I just bought a 4’X8′ piece of 1/8″ Lexan; stainless steel #10 buttonhead/hex drive machine screws and nuts; and some weatherstripping – so the windows are next on the list.
Years ago, I bought a Tube Chassis Barracuda and restored it. It’s spend about ten years in a bubble – until taken out last week.
Everything was gone through, filled with new fluids, carb rebuilt and a new battery installed. The car was started, tune and I took it for a shakedown drive. It’s now for sale, as I’m going with the Japanese Kondo philosophy of it doesn’t bring Joy – get rid of it,
The Demon that was Dallas’ first race car wasn’t so lucky. It’s ten years in a bubble cause a pin hole in number 6 cylinder. It took me half a day to tear down the motor and get the piston out.
It’s one of those deals where the sum of the parts are worth more than rebuilding the motor for it. I’ve already sold the heads, intake and rocker assembly. The car was been detailed and I’ll be listing for sale.
Next up, my 64 Imperial Convertible.
I’ve had a full size Chrysler convertible since the 70s. First a 67 Newport, then a 64 300, then a 65 300, and then I bought this from the original owner in her 90s about 18 years ago. I stopped driving it about 10 years ago. So in the last couple of months all of the brakes, brake lines and master cylinder was replaced. Gas gauge sender replaced. The carb was rebuilt. The power window switches disassembled and reassembled. The convertible pump system rebuilt. A brand new complete factory exhaust system installed. Brand new tires. Odometer rebuilt. The AC system rebuilt. The paint was power buffed. The leather conditioned.
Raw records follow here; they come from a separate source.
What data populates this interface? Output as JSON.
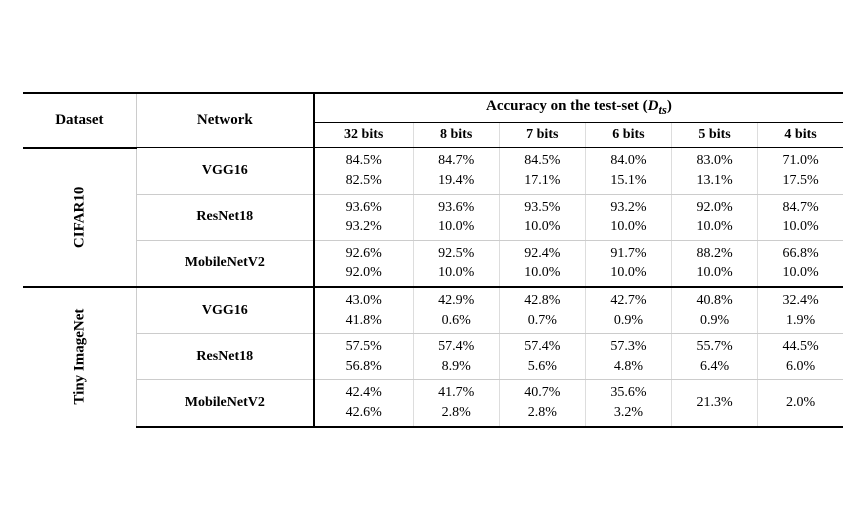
{
  "table": {
    "headers": {
      "dataset": "Dataset",
      "network": "Network",
      "accuracy_span": "Accuracy on the test-set",
      "accuracy_sub": "(D_ts)",
      "bits": [
        "32 bits",
        "8 bits",
        "7 bits",
        "6 bits",
        "5 bits",
        "4 bits"
      ]
    },
    "sections": [
      {
        "dataset": "CIFAR10",
        "rows": [
          {
            "network": "VGG16",
            "values": [
              {
                "line1": "84.5%",
                "line2": "82.5%"
              },
              {
                "line1": "84.7%",
                "line2": "19.4%"
              },
              {
                "line1": "84.5%",
                "line2": "17.1%"
              },
              {
                "line1": "84.0%",
                "line2": "15.1%"
              },
              {
                "line1": "83.0%",
                "line2": "13.1%"
              },
              {
                "line1": "71.0%",
                "line2": "17.5%"
              }
            ]
          },
          {
            "network": "ResNet18",
            "values": [
              {
                "line1": "93.6%",
                "line2": "93.2%"
              },
              {
                "line1": "93.6%",
                "line2": "10.0%"
              },
              {
                "line1": "93.5%",
                "line2": "10.0%"
              },
              {
                "line1": "93.2%",
                "line2": "10.0%"
              },
              {
                "line1": "92.0%",
                "line2": "10.0%"
              },
              {
                "line1": "84.7%",
                "line2": "10.0%"
              }
            ]
          },
          {
            "network": "MobileNetV2",
            "values": [
              {
                "line1": "92.6%",
                "line2": "92.0%"
              },
              {
                "line1": "92.5%",
                "line2": "10.0%"
              },
              {
                "line1": "92.4%",
                "line2": "10.0%"
              },
              {
                "line1": "91.7%",
                "line2": "10.0%"
              },
              {
                "line1": "88.2%",
                "line2": "10.0%"
              },
              {
                "line1": "66.8%",
                "line2": "10.0%"
              }
            ]
          }
        ]
      },
      {
        "dataset": "Tiny ImageNet",
        "rows": [
          {
            "network": "VGG16",
            "values": [
              {
                "line1": "43.0%",
                "line2": "41.8%"
              },
              {
                "line1": "42.9%",
                "line2": "0.6%"
              },
              {
                "line1": "42.8%",
                "line2": "0.7%"
              },
              {
                "line1": "42.7%",
                "line2": "0.9%"
              },
              {
                "line1": "40.8%",
                "line2": "0.9%"
              },
              {
                "line1": "32.4%",
                "line2": "1.9%"
              }
            ]
          },
          {
            "network": "ResNet18",
            "values": [
              {
                "line1": "57.5%",
                "line2": "56.8%"
              },
              {
                "line1": "57.4%",
                "line2": "8.9%"
              },
              {
                "line1": "57.4%",
                "line2": "5.6%"
              },
              {
                "line1": "57.3%",
                "line2": "4.8%"
              },
              {
                "line1": "55.7%",
                "line2": "6.4%"
              },
              {
                "line1": "44.5%",
                "line2": "6.0%"
              }
            ]
          },
          {
            "network": "MobileNetV2",
            "values": [
              {
                "line1": "42.4%",
                "line2": "42.6%"
              },
              {
                "line1": "41.7%",
                "line2": "2.8%"
              },
              {
                "line1": "40.7%",
                "line2": "2.8%"
              },
              {
                "line1": "35.6%",
                "line2": "3.2%"
              },
              {
                "line1": "21.3%",
                "line2": ""
              },
              {
                "line1": "2.0%",
                "line2": ""
              }
            ]
          }
        ]
      }
    ]
  }
}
All off the dash chrome meticulously polished. Right now I’m waiting for the power steering pump to return from the rebuilder. Then the only thing left is redying the carpet when it gets a little warmer. I’ve really loved getting reacquainted with this car again. It’s a blast to drive.
In 1964, I remember the Mustang, Barracuda and Marlin fastbacks coming out. I loved all three of them. When the 67 Marlin was released on the fullsize Ambassador, it looked so much better than the smaller 65-66 versions on the compact Rouge chassis. There were very few made and all of my life I’d only seen a picture of one, and never one in the wild. About 20 years ago, I started my quest to find one in good original condition. About ten years ago, I ran into a man with a large car collection who had this car from Florida in it. He was dying of cancer and selling his collection off, and I bought this car. It had electrical issues, so I had in the back of my warehouse and planned to restore it to Red/Black with black Interior some day. That day never came, so the car was pulled out, the electrical completely redone, the ignition replaced with a Pertonix, the carb rebuilt, new battery, and new tires. The car runs like a Champ, but I’ve decided to keep it original and find a new caretaker for it. I’ll not drive it enough with my busy life.
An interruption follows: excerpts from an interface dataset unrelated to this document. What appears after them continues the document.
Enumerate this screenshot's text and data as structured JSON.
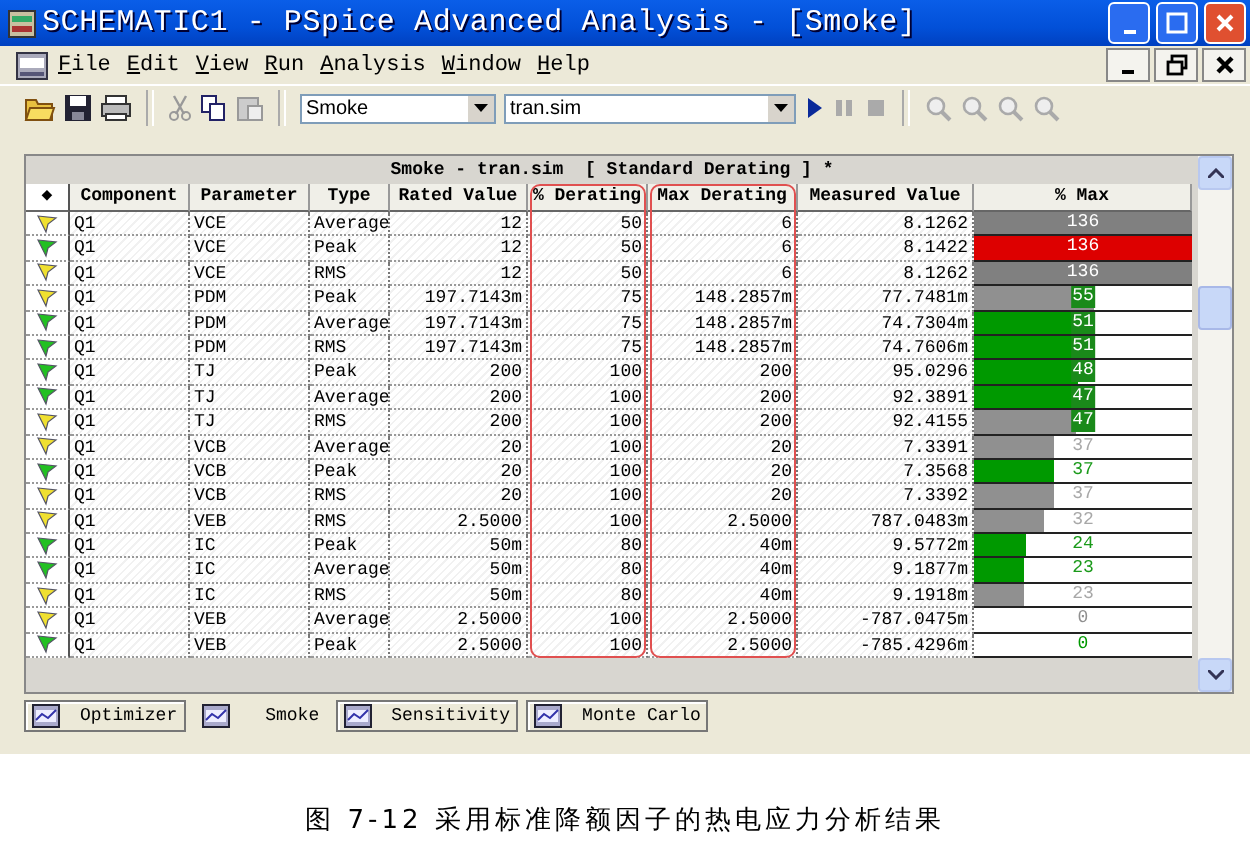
{
  "window": {
    "title": "SCHEMATIC1 - PSpice Advanced Analysis - [Smoke]"
  },
  "menu": [
    "File",
    "Edit",
    "View",
    "Run",
    "Analysis",
    "Window",
    "Help"
  ],
  "toolbar": {
    "profile": "Smoke",
    "simulation": "tran.sim"
  },
  "table": {
    "title": "Smoke - tran.sim  [ Standard Derating ] *",
    "columns": [
      {
        "label": "◆",
        "highlighted": false
      },
      {
        "label": "Component",
        "highlighted": false
      },
      {
        "label": "Parameter",
        "highlighted": false
      },
      {
        "label": "Type",
        "highlighted": false
      },
      {
        "label": "Rated Value",
        "highlighted": false
      },
      {
        "label": "% Derating",
        "highlighted": true
      },
      {
        "label": "Max Derating",
        "highlighted": true
      },
      {
        "label": "Measured Value",
        "highlighted": false
      },
      {
        "label": "% Max",
        "highlighted": false
      }
    ],
    "rows": [
      {
        "warning": true,
        "component": "Q1",
        "parameter": "VCE",
        "type": "Average",
        "rated_value": "12",
        "derating": "50",
        "max_derating": "6",
        "measured_value": "8.1262",
        "max_percent": "136",
        "level": 1,
        "color": "#808080"
      },
      {
        "warning": false,
        "component": "Q1",
        "parameter": "VCE",
        "type": "Peak",
        "rated_value": "12",
        "derating": "50",
        "max_derating": "6",
        "measured_value": "8.1422",
        "max_percent": "136",
        "level": 1,
        "color": "#dd0000"
      },
      {
        "warning": true,
        "component": "Q1",
        "parameter": "VCE",
        "type": "RMS",
        "rated_value": "12",
        "derating": "50",
        "max_derating": "6",
        "measured_value": "8.1262",
        "max_percent": "136",
        "level": 1,
        "color": "#808080"
      },
      {
        "warning": true,
        "component": "Q1",
        "parameter": "PDM",
        "type": "Peak",
        "rated_value": "197.7143m",
        "derating": "75",
        "max_derating": "148.2857m",
        "measured_value": "77.7481m",
        "max_percent": "55",
        "level": 0.55,
        "color": "#909090"
      },
      {
        "warning": false,
        "component": "Q1",
        "parameter": "PDM",
        "type": "Average",
        "rated_value": "197.7143m",
        "derating": "75",
        "max_derating": "148.2857m",
        "measured_value": "74.7304m",
        "max_percent": "51",
        "level": 0.51,
        "color": "#009900"
      },
      {
        "warning": false,
        "component": "Q1",
        "parameter": "PDM",
        "type": "RMS",
        "rated_value": "197.7143m",
        "derating": "75",
        "max_derating": "148.2857m",
        "measured_value": "74.7606m",
        "max_percent": "51",
        "level": 0.51,
        "color": "#009900"
      },
      {
        "warning": false,
        "component": "Q1",
        "parameter": "TJ",
        "type": "Peak",
        "rated_value": "200",
        "derating": "100",
        "max_derating": "200",
        "measured_value": "95.0296",
        "max_percent": "48",
        "level": 0.48,
        "color": "#009900"
      },
      {
        "warning": false,
        "component": "Q1",
        "parameter": "TJ",
        "type": "Average",
        "rated_value": "200",
        "derating": "100",
        "max_derating": "200",
        "measured_value": "92.3891",
        "max_percent": "47",
        "level": 0.47,
        "color": "#009900"
      },
      {
        "warning": true,
        "component": "Q1",
        "parameter": "TJ",
        "type": "RMS",
        "rated_value": "200",
        "derating": "100",
        "max_derating": "200",
        "measured_value": "92.4155",
        "max_percent": "47",
        "level": 0.47,
        "color": "#909090"
      },
      {
        "warning": true,
        "component": "Q1",
        "parameter": "VCB",
        "type": "Average",
        "rated_value": "20",
        "derating": "100",
        "max_derating": "20",
        "measured_value": "7.3391",
        "max_percent": "37",
        "level": 0.37,
        "color": "#909090"
      },
      {
        "warning": false,
        "component": "Q1",
        "parameter": "VCB",
        "type": "Peak",
        "rated_value": "20",
        "derating": "100",
        "max_derating": "20",
        "measured_value": "7.3568",
        "max_percent": "37",
        "level": 0.37,
        "color": "#009900"
      },
      {
        "warning": true,
        "component": "Q1",
        "parameter": "VCB",
        "type": "RMS",
        "rated_value": "20",
        "derating": "100",
        "max_derating": "20",
        "measured_value": "7.3392",
        "max_percent": "37",
        "level": 0.37,
        "color": "#909090"
      },
      {
        "warning": true,
        "component": "Q1",
        "parameter": "VEB",
        "type": "RMS",
        "rated_value": "2.5000",
        "derating": "100",
        "max_derating": "2.5000",
        "measured_value": "787.0483m",
        "max_percent": "32",
        "level": 0.32,
        "color": "#909090"
      },
      {
        "warning": false,
        "component": "Q1",
        "parameter": "IC",
        "type": "Peak",
        "rated_value": "50m",
        "derating": "80",
        "max_derating": "40m",
        "measured_value": "9.5772m",
        "max_percent": "24",
        "level": 0.24,
        "color": "#009900"
      },
      {
        "warning": false,
        "component": "Q1",
        "parameter": "IC",
        "type": "Average",
        "rated_value": "50m",
        "derating": "80",
        "max_derating": "40m",
        "measured_value": "9.1877m",
        "max_percent": "23",
        "level": 0.23,
        "color": "#009900"
      },
      {
        "warning": true,
        "component": "Q1",
        "parameter": "IC",
        "type": "RMS",
        "rated_value": "50m",
        "derating": "80",
        "max_derating": "40m",
        "measured_value": "9.1918m",
        "max_percent": "23",
        "level": 0.23,
        "color": "#909090"
      },
      {
        "warning": true,
        "component": "Q1",
        "parameter": "VEB",
        "type": "Average",
        "rated_value": "2.5000",
        "derating": "100",
        "max_derating": "2.5000",
        "measured_value": "-787.0475m",
        "max_percent": "0",
        "level": 0,
        "color": "#909090"
      },
      {
        "warning": false,
        "component": "Q1",
        "parameter": "VEB",
        "type": "Peak",
        "rated_value": "2.5000",
        "derating": "100",
        "max_derating": "2.5000",
        "measured_value": "-785.4296m",
        "max_percent": "0",
        "level": 0,
        "color": "#009900"
      }
    ]
  },
  "tabs": [
    {
      "label": "Optimizer",
      "selected": false
    },
    {
      "label": "Smoke",
      "selected": true
    },
    {
      "label": "Sensitivity",
      "selected": false
    },
    {
      "label": "Monte Carlo",
      "selected": false
    }
  ],
  "caption": "图 7-12 采用标准降额因子的热电应力分析结果"
}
The Leaning Tower of Power and 3-on-tree that was in my 60 Plymouth Post car was pulled in favor of a bad ass 383 that was recently rebuilt for it. When I drove this car home from Arkansas, I had it over 100 with that engine and skinny ass 25-year-old tires. I’m looking to put a 4/5/6-speed that has overdrive. That car is a keeper.
I’ve done a lot work on that car, which is a topic for another day. The point for this post was that I Cleaned the engine up and hit it with some Slant 6 blue. I’ll wrap and store it for a future project.
Finally, two of my Magnums had a lot of work done on them. I’ll be keeping the big block XE that is now exactly how I’ve wanted it for years. I just bought some new wheels for it. I’ll take it next week to get tires swapped over. I love the look of the Keystone Klassics on the car, but the Uni-lug design keeps having the nuts loosen up.
The rare 79 GT with E58 Cop motor has been completely gone through, detailed and I’ll be selling.
The shop has actually been busier than that, but I hit the important stuff and that catches me up.